On one morning, I’m lying awake in bed. A glance to the bedside clock tells me that I’ve got a little bit of slumber left before it rings. But even then so, I’m left tossing and turning in the sheets. Nothing seems to be working.

I can never sleep properly anyway. Most hours of the night are spent staring up at the ceiling. On some nights, it feels like I don’t even sleep at all. There’s always going to be a reason to stay awake. 

There’s always this sliver of uncertainty swirling inside of me. It makes it difficult to relax, to calm down. It makes it difficult to sleep even on the most peaceful nights. 

Some things, even certain feelings, are like wounds. You learn to take care of them even after the most painful part is over. 

It’s not always easy. Sometimes it’s a struggle to get your feet to the floor, to grab that eyepatch off the bedside table. But you manage to make it through somehow. 

I get myself to my dresser and put on that green turtleneck I wear too much, then I’m out my bedroom door and walking in the Tower’s hall. 

On this morning, I can hear bits of noise coming from all corners of the tower. I go to the closest one, the one coming from the living room. 

The closer I get, the more I hear what’s going on. Some kind of cartoon is playing on the TV. From that alone, I start to get a good idea as to who’s in there. 

Lo and behold, my instincts are right. Once I’m in the room, the first thing I see is Bart Allen sitting on the couch. 

There’s this carefree grin on his face, a lightness in his eyes while he takes in a re-run of Jem and The Holograms. A plate of toaster waffles sits on the coffee table and he’s also wearing some kind of ugly grandpa sweater that I’m definitely sure he borrowed from Jay Garrick. 

It’s such a change in feeling from the moment I woke up. It’s hard to ignore the warmth of the scenario. I almost forget about all my shitty feelings for few seconds.

That little sliver of insecurity inside me, it’s still there, but it’s getting smaller and smaller and smaller. It’s becoming more manageable with every step I take into the room. It’s hard not to feel something lighter in the atmosphere.
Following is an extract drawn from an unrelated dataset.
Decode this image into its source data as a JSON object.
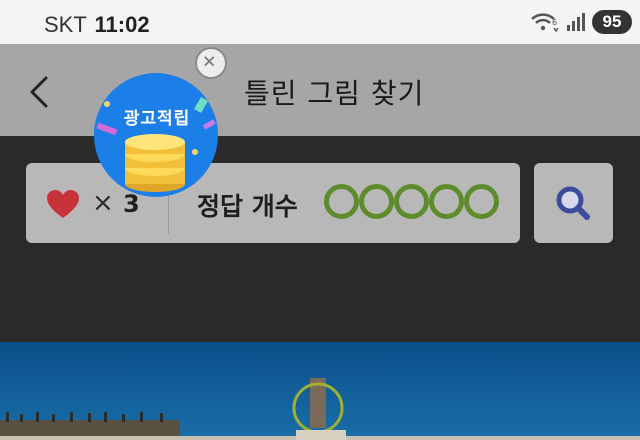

Bart turns his head and sees me walking towards the couch. 

“Hey, Rose, just woke up?” 

I flop onto the spot on the couch beside him, “Yeah, how could you tell?” 

It’s easy to smile at Bart Allen, even I can admit that. 

“More Jem again? Really?” I bring up. 

“Wally got me hooked,” Bart explains. He relaxes on the couch and focuses back on the screen. “Want a waffle?” 

“Sure.” 

Bart reaches for the plate on the table and offers it to me. 

Who knew? I started this day doubting myself, wondering if I could really get all my stupid shit together. Now I’m eating slightly-burnt toaster waffles with the fastest boy alive. 

It’s not a morning I expected to have. It came to me as a surprise. I’m not going to reject it. 

It’s helping me believe that there’s still a chance for me, a chance that I’ll somehow get my story straight and manage to make it through the day.